The opinion of the court was delivered by: WOOD
This petition for a writ of habeas corpus presents a single, clear-cut question of constitutional law: Does prior Pennsylvania practice, which permitted the jury in a murder case to consider evidence of the defendant's past criminal convictions under instructions by the Court that such evidence was to be used only in recommending mercy or death, violate the Due Process Clause of the Fourteenth Amendment?
The history of this case is set forth in the petitioner's brief as follows:
Rucker was convicted of first-degree murder and sentenced to death. He moved for a new trial, charging that he was deprived of his liberty without due process of law in violation of the Fourteenth Amendment to the Constitution of the United States because evidence was introduced at the trial of his past criminal convictions and was received by the jury prior to its determination of his guilt. Objection was made to the introduction of this evidence. On appeal from the conviction, the Supreme Court of Pennsylvania affirmed. Commonwealth v. Rucker, 403 Pa. 262, 168 A.2d 732. A writ of certiorari to the United States Supreme Court was denied, 82 S. Ct. 91.
Rucker has filed the present petition for writ of habeas corpus alleging that the introduction into evidence of his past criminal record violated the Due Process Clause because the jury in fact does not, and is not really able to, segregate in their minds such evidence and apply it solely to the question of the penalty to be imposed.
The question presented is not one of first impression. On the contrary, the Supreme Court of Pennsylvania has consistently approved the practice of allowing the jury to receive evidence of past convictions before returning its verdict of guilt or innocence, provided that the jury is properly cautioned as to relevance and use of such evidence. The respondent has cited the recent case of Commonwealth v. Thompson, 389 Pa. 382, 133 A.2d 207 (1957), in which the Court said:
'For almost three decades in Pennsylvania it has been a well established and recognized rule of law that evidence of prior offenses committed by the defendant, whether proven by records of prior convictions, by written or oral statements made by the defendant or elicited upon cross-examination of the defendant, is admissible in a homicide trial. The admissibility of such evidence is not for the purpose of enabling the jury to consider evidence in determining the guilt or the innocence of the defendant, but solely for the purpose of enabling the jury, after a defendant has been found guilty of murder in the first degree, to decide what penalty should be imposed on the defendant. Being admissible solely to aid the jury in its determination of the penalty to be imposed and whether the defendant is entitled to mercy, its limitation of use must be carefully and specifically emphasized by the trial judge in his instructions to the jury (citing cases).' ( At p. 399, 133 A.2d at p. 216.)

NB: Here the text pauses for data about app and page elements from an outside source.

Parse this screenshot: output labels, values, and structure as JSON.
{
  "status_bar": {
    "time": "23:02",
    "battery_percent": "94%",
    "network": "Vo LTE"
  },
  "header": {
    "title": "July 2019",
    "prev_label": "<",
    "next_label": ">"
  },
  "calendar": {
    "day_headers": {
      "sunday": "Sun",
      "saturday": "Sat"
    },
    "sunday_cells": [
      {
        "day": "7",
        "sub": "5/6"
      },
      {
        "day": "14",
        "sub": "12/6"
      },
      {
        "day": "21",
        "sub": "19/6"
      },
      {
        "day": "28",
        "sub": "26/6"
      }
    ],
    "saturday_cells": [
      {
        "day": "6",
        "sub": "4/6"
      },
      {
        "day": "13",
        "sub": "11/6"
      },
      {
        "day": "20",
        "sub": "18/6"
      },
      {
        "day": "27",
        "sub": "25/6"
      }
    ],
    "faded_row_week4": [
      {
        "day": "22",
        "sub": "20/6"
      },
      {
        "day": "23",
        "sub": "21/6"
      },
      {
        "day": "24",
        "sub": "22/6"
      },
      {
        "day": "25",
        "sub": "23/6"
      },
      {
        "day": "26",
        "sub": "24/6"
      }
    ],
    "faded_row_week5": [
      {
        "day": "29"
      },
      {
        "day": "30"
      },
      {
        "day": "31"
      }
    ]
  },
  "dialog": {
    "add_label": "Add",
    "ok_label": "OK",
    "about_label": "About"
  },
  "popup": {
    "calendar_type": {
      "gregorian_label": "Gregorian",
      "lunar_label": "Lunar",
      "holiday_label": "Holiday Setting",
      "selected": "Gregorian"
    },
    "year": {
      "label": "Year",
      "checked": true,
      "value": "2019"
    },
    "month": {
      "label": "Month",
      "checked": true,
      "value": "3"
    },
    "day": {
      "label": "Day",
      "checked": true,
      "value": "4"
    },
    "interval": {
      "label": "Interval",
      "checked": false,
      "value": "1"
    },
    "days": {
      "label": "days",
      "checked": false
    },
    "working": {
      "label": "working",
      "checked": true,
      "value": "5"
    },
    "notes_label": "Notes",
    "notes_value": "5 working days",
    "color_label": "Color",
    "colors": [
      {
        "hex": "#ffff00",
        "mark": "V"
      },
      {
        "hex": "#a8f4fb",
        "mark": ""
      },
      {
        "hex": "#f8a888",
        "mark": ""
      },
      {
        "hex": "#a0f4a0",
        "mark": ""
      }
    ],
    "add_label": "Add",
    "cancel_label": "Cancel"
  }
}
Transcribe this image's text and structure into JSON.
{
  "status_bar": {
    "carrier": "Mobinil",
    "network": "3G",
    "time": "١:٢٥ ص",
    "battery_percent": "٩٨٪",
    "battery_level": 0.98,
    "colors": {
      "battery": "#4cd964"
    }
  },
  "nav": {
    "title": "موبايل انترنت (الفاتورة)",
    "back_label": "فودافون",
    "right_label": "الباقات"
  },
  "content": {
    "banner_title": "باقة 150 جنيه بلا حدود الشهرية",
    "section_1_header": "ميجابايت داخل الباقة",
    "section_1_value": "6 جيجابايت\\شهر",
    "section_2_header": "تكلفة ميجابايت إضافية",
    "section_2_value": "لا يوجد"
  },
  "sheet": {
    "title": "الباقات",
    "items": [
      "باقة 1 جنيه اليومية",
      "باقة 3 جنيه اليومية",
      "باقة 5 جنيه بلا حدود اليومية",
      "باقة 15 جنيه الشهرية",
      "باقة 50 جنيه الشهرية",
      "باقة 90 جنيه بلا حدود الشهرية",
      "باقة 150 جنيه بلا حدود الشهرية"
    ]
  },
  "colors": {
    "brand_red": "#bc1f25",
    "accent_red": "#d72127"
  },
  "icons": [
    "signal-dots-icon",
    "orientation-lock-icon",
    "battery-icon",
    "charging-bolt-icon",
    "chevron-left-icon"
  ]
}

Moreover, the United States Court of Appeals for the Third Circuit has held in the case of U.S. ex rel. Thompson v. Price, 3 Cir., 258 F.2d 918 (1958), that the admission into evidence of defendant's criminal record prior to conviction did not violate the requirements of fundamental fairness imposed by the Due Process Clause.
Petitioner points to the separate opinion of Judge Hastie in the Price case, supra, in which he concurred in the result 'only because the record of the defendant's prior conviction * * * was introduced in evidence without objection * * *.' (At p. 922) Subsequent to the initial decision of the Court in Price, supra, a petition for rehearing was filed before Biggs, Chief Judge, and Maris, Goodrich, McLaughlin, Staley and Hastie, Circuit Judges. It was denied on September 29, 1958.
Chief Judge Biggs, in dissenting, stated that:
'The impropriety of the Pennsylvania practice demonstrated by the circumstances of this case is so gross and results in such fundamental unfairness as to constitute a denial of due process of law * * *.' (p. 923)
He was joined in his dissent by Judge McLaughlin.
In spite of the difference in viewpoints among some judges of the Circuit Court of Appeals for the Third Circuit, as manifested by the proceedings in the Price case, the decision in Price remains as the controlling statement of the law insofar as we are concerned. While we do not approve of the prior Pennsylvania practice, the United States Court of Appeals for the Third Circuit has held that ...